directed verdict

a verdict ordered by a court preventing the matter being considered by the jury, the matter being determined by law rather than fact.
References in periodicals archive ?
[R]equiring a formal motion for directed verdict has several unfortunate
As noted in McKinnon, "it would be excessively strict to confine the policy of leniency to cases where the judge happens to have reserved action on the motion for directed verdict when it was made (and never renewed)."188 Such an approach arbitrarily grants a procedural victory to plaintiffs in cases where the trial judge opted to deny, rather than "reserve decision" on, an early motion for judgment as a matter of law.
1976) ("There is a better reason for establishing the motion for directed verdict as a condition precedent to a motion for judgment n.o.v.
The court also noted, however, the generally "stringent" nature of the requirement that a party move for a directed verdict at the close of all the evidence, and warned that "procedural wrangles would multiply if the requirement could be deemed nonessential upon a mere showing of a court's continuing disinclination to grant [a motion for directed verdict made prior to the close of all the evidence]." 409 F.2d at 971.
after the motion for directed verdict was brief, and the court somehow indicated that renewal

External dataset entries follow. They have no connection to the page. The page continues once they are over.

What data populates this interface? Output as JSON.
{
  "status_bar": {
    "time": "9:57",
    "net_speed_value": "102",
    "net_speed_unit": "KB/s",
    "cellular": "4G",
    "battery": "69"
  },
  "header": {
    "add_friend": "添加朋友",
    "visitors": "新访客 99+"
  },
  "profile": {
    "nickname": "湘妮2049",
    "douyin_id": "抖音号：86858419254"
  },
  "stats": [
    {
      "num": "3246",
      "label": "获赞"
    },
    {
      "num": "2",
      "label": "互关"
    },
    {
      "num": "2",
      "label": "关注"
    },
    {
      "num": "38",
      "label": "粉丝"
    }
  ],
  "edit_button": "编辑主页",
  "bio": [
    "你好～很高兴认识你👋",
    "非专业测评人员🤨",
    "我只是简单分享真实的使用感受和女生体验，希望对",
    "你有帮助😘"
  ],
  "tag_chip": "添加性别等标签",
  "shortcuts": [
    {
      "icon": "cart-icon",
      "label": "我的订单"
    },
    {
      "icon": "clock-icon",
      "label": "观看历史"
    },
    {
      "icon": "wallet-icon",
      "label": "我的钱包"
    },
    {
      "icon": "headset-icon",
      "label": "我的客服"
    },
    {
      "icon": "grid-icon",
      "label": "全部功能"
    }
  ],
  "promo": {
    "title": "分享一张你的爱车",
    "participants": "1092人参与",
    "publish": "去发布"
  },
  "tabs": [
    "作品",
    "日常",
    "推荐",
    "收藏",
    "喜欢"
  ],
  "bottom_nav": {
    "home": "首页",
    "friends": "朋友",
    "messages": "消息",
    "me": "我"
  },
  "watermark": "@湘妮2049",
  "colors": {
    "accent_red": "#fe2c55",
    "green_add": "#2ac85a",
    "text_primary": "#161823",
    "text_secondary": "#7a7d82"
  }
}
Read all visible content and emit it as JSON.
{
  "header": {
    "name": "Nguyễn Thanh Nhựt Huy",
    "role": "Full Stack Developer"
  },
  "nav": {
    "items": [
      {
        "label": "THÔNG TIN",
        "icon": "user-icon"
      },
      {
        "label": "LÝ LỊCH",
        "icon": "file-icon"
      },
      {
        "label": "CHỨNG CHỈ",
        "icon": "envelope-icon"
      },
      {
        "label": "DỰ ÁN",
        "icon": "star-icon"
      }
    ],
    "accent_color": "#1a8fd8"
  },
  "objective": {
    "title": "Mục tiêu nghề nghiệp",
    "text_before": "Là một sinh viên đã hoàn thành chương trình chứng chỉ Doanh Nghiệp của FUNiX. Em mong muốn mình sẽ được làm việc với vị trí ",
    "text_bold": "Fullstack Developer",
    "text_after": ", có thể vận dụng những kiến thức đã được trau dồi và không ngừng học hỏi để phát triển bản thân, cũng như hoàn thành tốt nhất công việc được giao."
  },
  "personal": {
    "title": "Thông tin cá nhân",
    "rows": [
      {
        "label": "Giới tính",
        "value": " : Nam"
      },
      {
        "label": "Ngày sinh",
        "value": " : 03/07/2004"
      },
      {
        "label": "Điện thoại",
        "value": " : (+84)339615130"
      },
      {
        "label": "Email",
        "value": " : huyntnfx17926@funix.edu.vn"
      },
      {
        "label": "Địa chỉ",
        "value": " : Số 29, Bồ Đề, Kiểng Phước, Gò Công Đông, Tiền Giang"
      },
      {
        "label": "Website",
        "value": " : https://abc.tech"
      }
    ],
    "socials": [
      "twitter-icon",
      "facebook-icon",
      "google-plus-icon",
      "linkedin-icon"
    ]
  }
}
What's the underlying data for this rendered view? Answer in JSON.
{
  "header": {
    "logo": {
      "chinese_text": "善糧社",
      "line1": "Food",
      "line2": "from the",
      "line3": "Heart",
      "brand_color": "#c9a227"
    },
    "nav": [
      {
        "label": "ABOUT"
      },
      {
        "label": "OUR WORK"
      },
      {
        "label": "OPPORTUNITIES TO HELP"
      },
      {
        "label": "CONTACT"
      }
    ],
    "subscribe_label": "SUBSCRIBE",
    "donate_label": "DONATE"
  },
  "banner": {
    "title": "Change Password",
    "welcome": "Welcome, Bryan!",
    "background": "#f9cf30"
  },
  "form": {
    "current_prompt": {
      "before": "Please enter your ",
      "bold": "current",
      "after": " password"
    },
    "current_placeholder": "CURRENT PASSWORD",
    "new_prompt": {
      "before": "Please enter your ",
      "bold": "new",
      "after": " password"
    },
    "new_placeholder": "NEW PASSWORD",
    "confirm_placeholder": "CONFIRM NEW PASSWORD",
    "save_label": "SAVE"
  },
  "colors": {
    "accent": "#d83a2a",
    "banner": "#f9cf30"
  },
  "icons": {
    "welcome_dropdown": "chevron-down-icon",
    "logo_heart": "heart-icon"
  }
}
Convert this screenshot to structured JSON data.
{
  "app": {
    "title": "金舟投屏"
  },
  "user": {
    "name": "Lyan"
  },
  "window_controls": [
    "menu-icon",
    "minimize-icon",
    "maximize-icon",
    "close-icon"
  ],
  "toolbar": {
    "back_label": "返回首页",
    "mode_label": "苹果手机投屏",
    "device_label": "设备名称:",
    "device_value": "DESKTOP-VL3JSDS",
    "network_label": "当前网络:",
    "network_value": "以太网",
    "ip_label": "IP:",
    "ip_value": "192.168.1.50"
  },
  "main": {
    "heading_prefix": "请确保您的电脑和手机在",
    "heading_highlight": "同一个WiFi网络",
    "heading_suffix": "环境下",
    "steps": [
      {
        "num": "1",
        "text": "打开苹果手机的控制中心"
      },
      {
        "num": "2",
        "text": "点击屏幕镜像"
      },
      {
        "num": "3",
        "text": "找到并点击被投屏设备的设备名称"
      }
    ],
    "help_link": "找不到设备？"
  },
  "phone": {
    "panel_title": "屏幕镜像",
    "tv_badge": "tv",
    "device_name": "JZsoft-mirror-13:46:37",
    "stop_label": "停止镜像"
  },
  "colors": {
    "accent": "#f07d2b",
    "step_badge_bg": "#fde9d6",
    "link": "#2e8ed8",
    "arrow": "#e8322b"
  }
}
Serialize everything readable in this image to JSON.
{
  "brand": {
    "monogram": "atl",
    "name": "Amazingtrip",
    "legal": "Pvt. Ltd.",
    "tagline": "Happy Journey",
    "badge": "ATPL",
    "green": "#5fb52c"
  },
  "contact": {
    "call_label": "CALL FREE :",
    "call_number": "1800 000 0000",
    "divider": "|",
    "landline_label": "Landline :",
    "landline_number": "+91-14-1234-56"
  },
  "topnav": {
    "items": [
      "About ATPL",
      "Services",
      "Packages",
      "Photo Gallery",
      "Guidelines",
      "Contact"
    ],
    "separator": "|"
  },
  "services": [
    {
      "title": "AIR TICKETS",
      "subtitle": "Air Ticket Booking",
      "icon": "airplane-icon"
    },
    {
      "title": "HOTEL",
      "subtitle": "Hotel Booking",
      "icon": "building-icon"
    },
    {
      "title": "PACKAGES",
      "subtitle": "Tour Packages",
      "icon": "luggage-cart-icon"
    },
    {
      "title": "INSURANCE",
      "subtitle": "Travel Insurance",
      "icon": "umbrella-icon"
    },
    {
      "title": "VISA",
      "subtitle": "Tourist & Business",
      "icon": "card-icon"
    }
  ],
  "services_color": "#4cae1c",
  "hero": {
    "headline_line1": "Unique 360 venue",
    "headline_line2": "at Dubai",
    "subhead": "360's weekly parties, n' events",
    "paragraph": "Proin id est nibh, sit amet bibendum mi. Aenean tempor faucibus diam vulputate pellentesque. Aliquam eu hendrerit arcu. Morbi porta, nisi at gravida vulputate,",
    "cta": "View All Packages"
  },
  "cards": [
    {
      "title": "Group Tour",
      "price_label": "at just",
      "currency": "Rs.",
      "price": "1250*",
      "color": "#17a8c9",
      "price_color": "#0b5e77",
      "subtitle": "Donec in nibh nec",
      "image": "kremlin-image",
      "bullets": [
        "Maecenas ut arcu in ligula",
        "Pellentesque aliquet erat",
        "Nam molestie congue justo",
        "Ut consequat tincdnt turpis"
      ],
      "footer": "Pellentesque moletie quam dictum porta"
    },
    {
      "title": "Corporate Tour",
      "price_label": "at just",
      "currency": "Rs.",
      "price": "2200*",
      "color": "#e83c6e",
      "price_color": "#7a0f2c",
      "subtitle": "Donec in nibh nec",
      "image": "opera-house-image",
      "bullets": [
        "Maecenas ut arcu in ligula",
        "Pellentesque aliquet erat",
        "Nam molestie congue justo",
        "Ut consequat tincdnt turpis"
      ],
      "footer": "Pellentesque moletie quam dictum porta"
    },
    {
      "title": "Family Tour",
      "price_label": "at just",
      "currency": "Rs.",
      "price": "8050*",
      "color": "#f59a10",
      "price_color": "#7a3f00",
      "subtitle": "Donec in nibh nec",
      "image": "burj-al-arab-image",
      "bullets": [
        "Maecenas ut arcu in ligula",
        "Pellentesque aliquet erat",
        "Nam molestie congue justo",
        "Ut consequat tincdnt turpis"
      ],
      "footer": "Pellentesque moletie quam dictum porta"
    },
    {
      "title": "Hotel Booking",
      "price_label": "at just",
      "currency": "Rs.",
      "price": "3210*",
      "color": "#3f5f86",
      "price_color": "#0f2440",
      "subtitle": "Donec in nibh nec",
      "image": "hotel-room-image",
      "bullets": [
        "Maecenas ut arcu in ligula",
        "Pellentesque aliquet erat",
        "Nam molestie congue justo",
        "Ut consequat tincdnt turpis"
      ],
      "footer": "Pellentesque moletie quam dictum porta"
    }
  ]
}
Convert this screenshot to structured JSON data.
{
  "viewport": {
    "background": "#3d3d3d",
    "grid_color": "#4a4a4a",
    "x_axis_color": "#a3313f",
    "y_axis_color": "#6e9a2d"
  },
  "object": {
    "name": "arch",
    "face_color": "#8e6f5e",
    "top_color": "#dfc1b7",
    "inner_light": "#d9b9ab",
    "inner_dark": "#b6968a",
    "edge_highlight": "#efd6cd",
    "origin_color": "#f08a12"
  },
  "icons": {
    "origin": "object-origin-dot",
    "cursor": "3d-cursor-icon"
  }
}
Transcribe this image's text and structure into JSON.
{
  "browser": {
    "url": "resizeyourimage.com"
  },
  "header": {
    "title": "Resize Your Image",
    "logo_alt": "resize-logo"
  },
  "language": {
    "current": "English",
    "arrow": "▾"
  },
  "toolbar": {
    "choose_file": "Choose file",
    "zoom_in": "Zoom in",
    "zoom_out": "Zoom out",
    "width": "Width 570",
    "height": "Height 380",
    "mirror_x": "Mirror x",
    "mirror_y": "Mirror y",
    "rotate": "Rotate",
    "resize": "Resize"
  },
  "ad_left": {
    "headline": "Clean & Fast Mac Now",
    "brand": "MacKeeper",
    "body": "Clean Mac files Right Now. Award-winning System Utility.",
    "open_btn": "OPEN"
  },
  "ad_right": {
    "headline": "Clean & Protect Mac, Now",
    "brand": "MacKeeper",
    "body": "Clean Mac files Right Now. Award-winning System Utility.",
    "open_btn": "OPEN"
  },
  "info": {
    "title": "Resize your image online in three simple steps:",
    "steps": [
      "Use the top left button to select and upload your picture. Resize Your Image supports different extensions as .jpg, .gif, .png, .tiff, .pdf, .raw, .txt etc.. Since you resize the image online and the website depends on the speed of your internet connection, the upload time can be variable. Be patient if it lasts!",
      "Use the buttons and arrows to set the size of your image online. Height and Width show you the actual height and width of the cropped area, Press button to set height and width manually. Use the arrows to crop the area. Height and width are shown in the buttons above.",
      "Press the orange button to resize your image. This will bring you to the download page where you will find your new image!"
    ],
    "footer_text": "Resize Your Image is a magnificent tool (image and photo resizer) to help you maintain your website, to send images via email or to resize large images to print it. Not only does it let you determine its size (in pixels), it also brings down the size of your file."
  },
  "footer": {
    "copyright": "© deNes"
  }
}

1986) (acknowledging that defendant's motion for directed verdict at the close of plaintiffs case "may just well be a good motion," but denying the motion "without prejudice to reverse myself," so that the court had an opportunity to study the parties' briefs); Halsell v.
With respect to cases in which there was "slight prejudice," the court suggested that "a lulling remark by the judge might be necessary to tip the balance in favor of leniency," but where the prejudice was more than slight, "the motion for judgment notwithstanding the verdict should be dismissed." The court concluded that "it would be excessively strict to confine the policy of leniency to cases where the judge happens to have reserved action on the motion for directed verdict when it was made (and never renewed)." 750 F.2d at 1390.
A defense motion for directed verdict that is denied at the close of the plaintiff's case must be renewed at the close of all the evidence in order to preserve the denial of the motion for appellate review.(26)